KNIGHTDALE — As the Mingo Creek Greenway nears completion and the second phase of Knightdale Station Park begins, Knightdale officials are beginning to discuss the best ways to keep the locations safe and patrolled by law enforcement.
At their last meeting, the town’s Public Safety Committee began looking at options to patrol the 70-acre park and the 2.5-mile trail.
Right now, police officers patrol the park on foot. Police Chief Jason Godwin told the committee he would prefer something that allows police to patrol for longer periods of time and gets officers out of their vehicles to interact more with park visitors.
The discussion also considered what could be used for the greenway when it is completed and vehicles that can be used for more than just patrolling.
Godwin suggested purchasing more bikes and training more officers to supplement the three bike officers the department currently has.
The bikes could be kept at the park and would make it easy for officers to engage residents in conversation, a key part of the department’s community policing efforts.
Hidden costs of bike patrolling
Bikes, however, would have a hidden cost and it could be a big one.
Godwin said right now, the weather makes patrolling on bike comfortable but when the summer comes, it would be too hot for officers to patrol in the uniforms the department currently uses. He suggested that officers patrolling on bikes have another uniform with shorts and reflective patches during warmer months of the year.
With three bike officers now, having an extra uniform isn’t too much more money. But Godwin said if they decide to use bikes to patrol the park, he wants to get all his officers bike certified which would mean they would also all need a second uniform when the weather gets warmer.
Council member and public safety committee chairman Jeff Eddins said it wouldn’t be feasible to get a second uniform for all officers. He suggested looking at other vehicles for officers to patrol and suggested that officers patrol on foot for shorter periods of time.

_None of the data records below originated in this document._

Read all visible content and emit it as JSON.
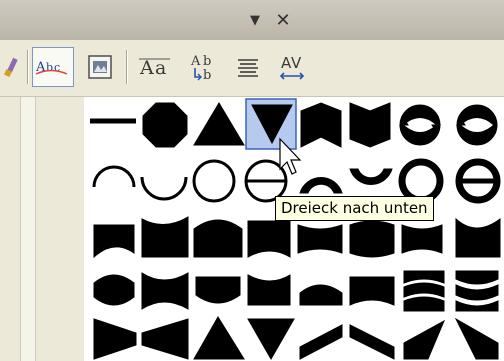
{
  "window": {
    "dropdown_glyph": "▼",
    "close_glyph": "✕"
  },
  "toolbar": {
    "tools": [
      {
        "icon": "paint-brush-icon",
        "label": ""
      },
      {
        "icon": "text-style-icon",
        "label": "Abc",
        "active": true
      },
      {
        "icon": "insert-wordart-icon",
        "label": ""
      },
      {
        "icon": "same-letter-heights-icon",
        "label": "Aa"
      },
      {
        "icon": "vertical-text-icon",
        "label": "Ab/b"
      },
      {
        "icon": "align-text-icon",
        "label": ""
      },
      {
        "icon": "character-spacing-icon",
        "label": "AV"
      }
    ]
  },
  "gallery": {
    "hovered_shape": "Dreieck nach unten",
    "rows": [
      [
        "line",
        "octagon",
        "triangle-up",
        "triangle-down",
        "chevron-up",
        "chevron-down",
        "circle-arrows",
        "circle-arrows-2"
      ],
      [
        "arch-up",
        "arch-down",
        "circle",
        "circle-slash",
        "arch-up-thick",
        "arch-down-thick",
        "ring",
        "ring-bar"
      ],
      [
        "wave-1",
        "wave-2",
        "inflate-top",
        "deflate-bottom",
        "wave-3",
        "wave-4",
        "wave-5",
        "wave-6"
      ],
      [
        "inflate",
        "deflate",
        "inflate-bottom",
        "deflate-top",
        "inflate-top-2",
        "deflate-bottom-2",
        "fade-up",
        "fade-down"
      ],
      [
        "fade-right",
        "fade-left",
        "slant-up",
        "slant-down",
        "cascade-up",
        "cascade-down",
        "can-up",
        "can-down"
      ]
    ]
  },
  "tooltip": {
    "text": "Dreieck nach unten"
  }
}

Bikes also must be adjustable for officers’ varying heights, which means the bikes may be more expensive. Godwin’s department looked at some models to present to the board, but he told the group he was open to looking for more.
One model runs about $1,300 for just the bike. Another model, which includes safety features like lights, runs about $2,100.
Godwin said he is open to looking at used models and what he presented was just some research to start the planning process.
Accessing the full greenway
In addition to patrolling the park, the public safety committee has started discussing options to patrol the Mingo Park Greenway, which should be completed in early 2014.
The committee discussed purchasing a vehicle for emergencies next budget year and also considered a small utility vehicle to help with routine patrols.
Police can access the park with their regular vehicles but the cars take up the whole trail. Godwin showed the committee two utility vehicles, one electric and one non-electric.
The non-electric model cost $15,000. The electric option cost slightly less, but only goes about 40 mph when fully charged.
The utility vehicles would not be used in emergencies since emergency vehicles can make their way back into the greenway, but they would make sure residents could see the police patrolling the area, which is important for safety, councilman James Roberson said.
“(The vehicles) are a deterrent for criminals and draw people in (to) develop and strengthen community ties,” Roberson said.
The committee will present their final choice to the town council, which must approve the plan before purchasing any vehicles to help with patrols.
Committee members said they wanted to try to have something in place by the time the greenway is complete, but there is no timeline for purchasing other patrol vehicles.
Hankerson: 919-829-4826; Twitter: @easternwakenews